Hemorrhage within pituitary adenomas: How often associated with pituitary apoplexy syndrome?

S. G. Ostrov, R. M. Quencer, J. C. Hoffman, P. C. Davis, A. N. Hasso, N. J. David

Research output: Contribution to journalArticle

28 Scopus citations

Abstract

To determine the clinical significance and specificity of suspected intratumoral hemorrhage in pituitary adenomas, we reviewed the clinical presentations, CT results, and findings at surgery in 12 patients who had hyperintense signal within intrasellar and suprasellar masses on short TR/TE spin-echo MR pulse sequences. Eight of the cases were confirmed at surgery. In seven of the operated cases, hemorrhage was found within pituitary adenomas and in the eighth case there was hemorrhage but no identifiable adenomatous tissue. Nine of the 12 patients had CT scans; three had focal areas of increased attenuation, four had focal areas of decreased attenuation, and two had uniform hypoattenuation. All nine of these CT abnormalities correlated with areas of hemorrhage on MR. Three patients had clinical apoplexy; in two there was increased attenuation on CT and in one it was decreased. We found that intratumoral hemorrhage may be seen without clinical evidence of pituitary apoplexy, and that the areas of hemorrhage can appear as low attenuation on CT. CT may be better for visualizing intratumoral hemorrhage within the first few days, but MR is more sensitive in detecting and following the hemorrhage in the subacute stage.
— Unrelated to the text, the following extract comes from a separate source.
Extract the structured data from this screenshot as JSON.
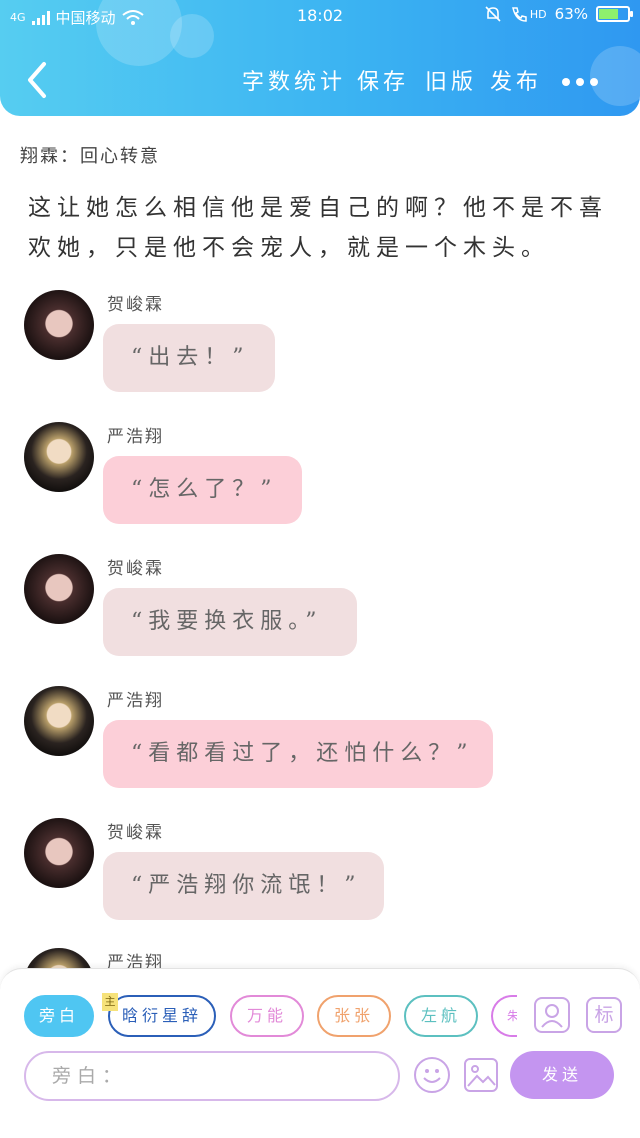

Original languageEnglish (US)
Pages (from-to)503-510
Number of pages8
JournalAmerican Journal of Neuroradiology
Volume10
Issue number3
StatePublished - Jan 1 1989

ASJC Scopus subject areas

  • Radiology Nuclear Medicine and imaging
  • Clinical Neurology

Fingerprint Dive into the research topics of 'Hemorrhage within pituitary adenomas: How often associated with pituitary apoplexy syndrome?'. Together they form a unique fingerprint.

Cite this